This post was submitted by Zack Rosen I think you can tell a lot about an artist by how they choose to be interviewed. House music, the techno scene, even hip-hop was dance music when I got into it for the first time.
While some leave their sunglasses on indoors and intimidate you with their management, others will simply sit on the ground in the alley behind the 930 club, smoking a cigarette and having a chat. Never mind that she filled said club to the gills with excited homos just hours later, that her album and its inescapable single Dancing on My Own have ruled the summer, and that she’s worked with Swedish(ish) producers Kleerup and Royksopp and given them indelible singles in, respectively, “ “With Every Heartbeat“ and ” The Girl and The Robot.” On the eve of and a select few remaining US shows, Robyn was nice enough to answer my questions about dancing, bodies, gay music and so much more. For me dance music has always been pretty serious, especially in Europe.
Robin Miriam Carlsson (born June 12, 1979), better known by her stage name Robyn, is a Swedish recordist.
If you are still on the page where the annoying ad was (or still is) displayed, then proceed to fill out this form.If the ads navigated you to another page, then use the back button to navigate back to the exact page where the problem started and submit from there. I suspect the OP is referring to the fact that the song's lyrics are about a girl telling a guy to call his girlfriend and break up with her, letting her down easy - but she performs the song with dance-eriffic choreography - up and poppy, in contrast to the lyric's topics... She's an electropop/dance artist -- her primary musical style is upbeat and danceable.This is another song off the same album: Dancing on My Own.Find out more about the Swedish singer’s rise and return to fame in her Kidzworld bio!
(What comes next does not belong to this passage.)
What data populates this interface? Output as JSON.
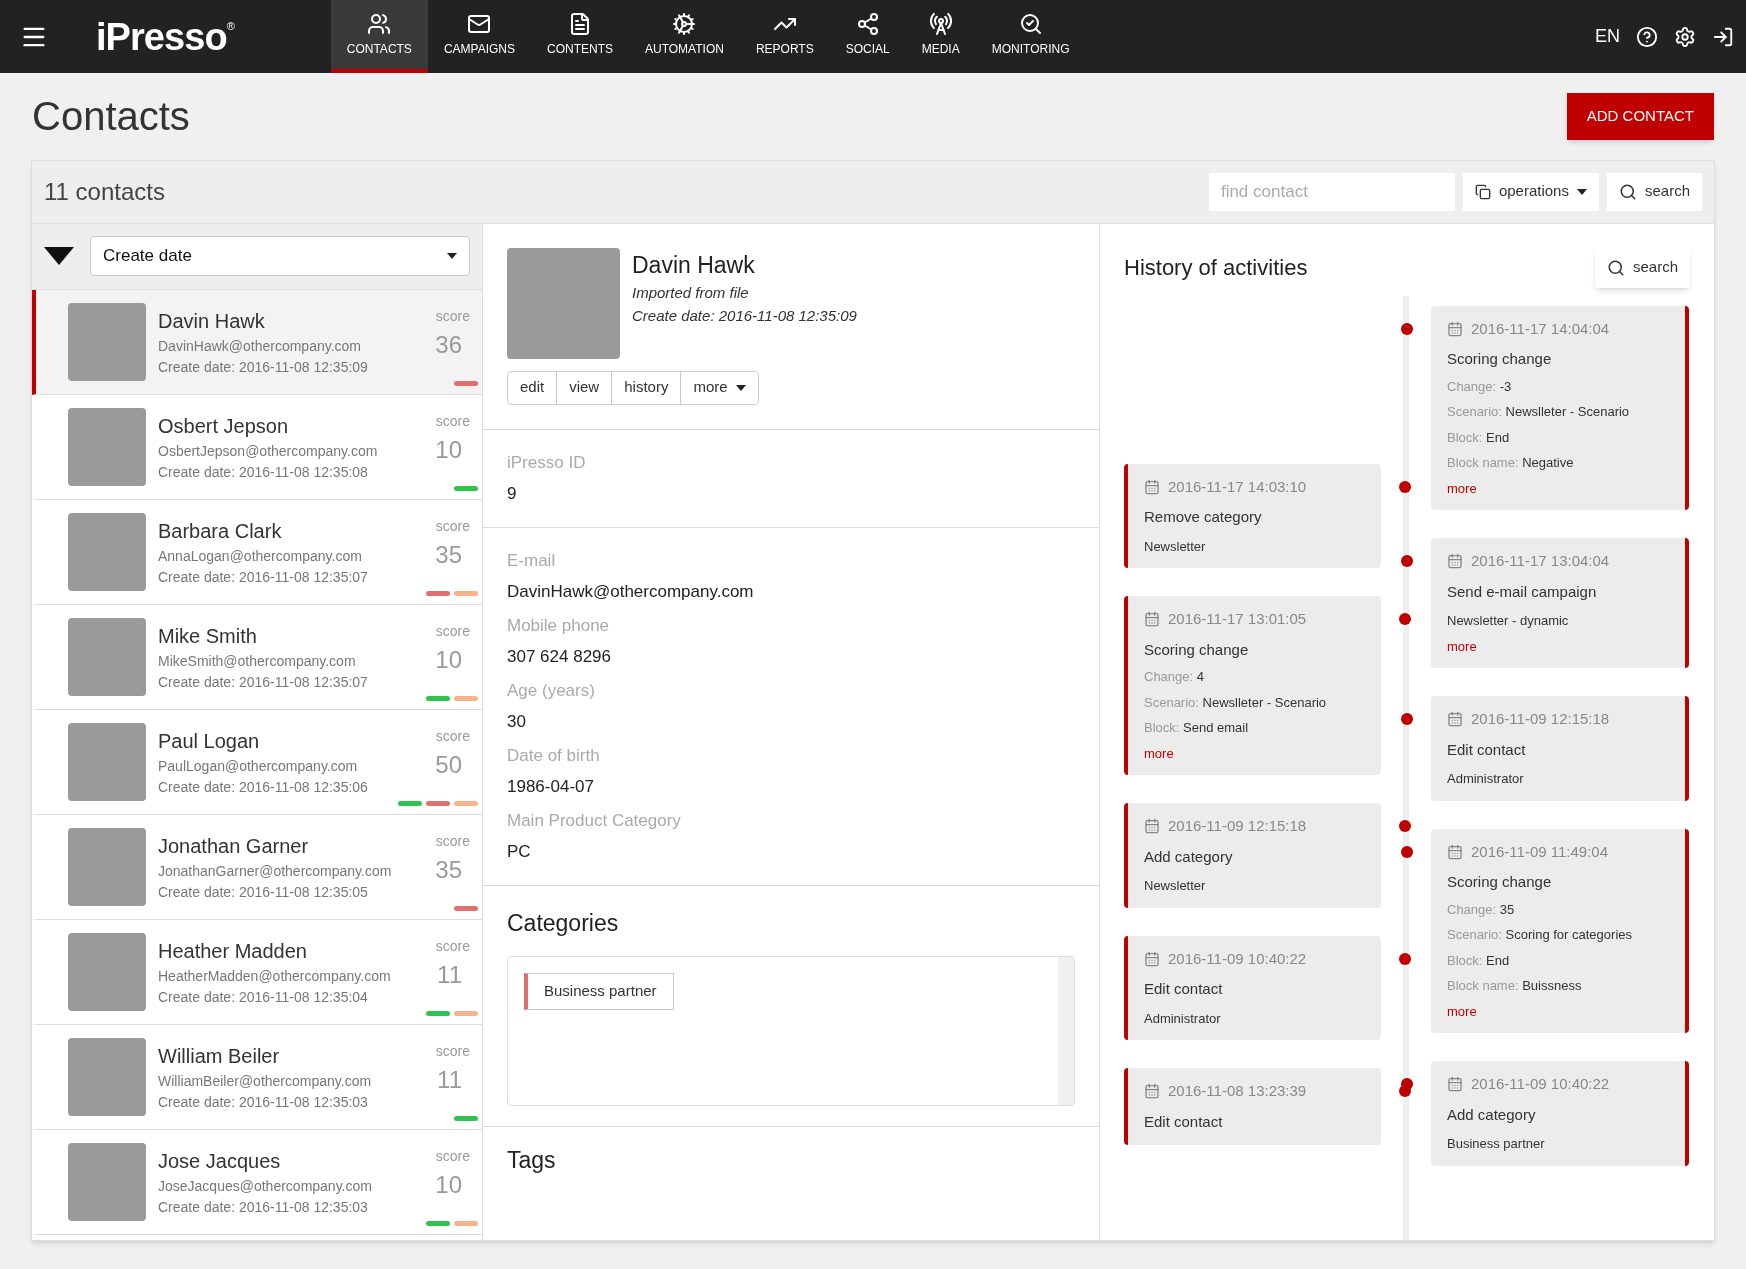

Robyn is actually a stage name, but it’s not that far off from the singing sensation’s real name. You have things that are killing you, aging, dancing on your own, etc. There are a couple obvious subjects I’m dealing with, and one is my body. Your album is called and many of the songs are, in their own way, very physical. But you picked it up, and that’s how I’m looking at it too. You’ve done a better job at bridging those things, you proved that you can write dance music that’s not for stupid people. R: I think people are starting to change their idea about what dance music is here, which is nice because this is where a lot of it started. Dancing, dance culture and dance music has been an inspiration too, and what happens on the dance floor, what people use the club for. ZR: In America dance music is generally the fluff, and then you have the real music.The incredibly helpful replies to this thread notwithstanding, I'm not sure I understand the OP's confusion.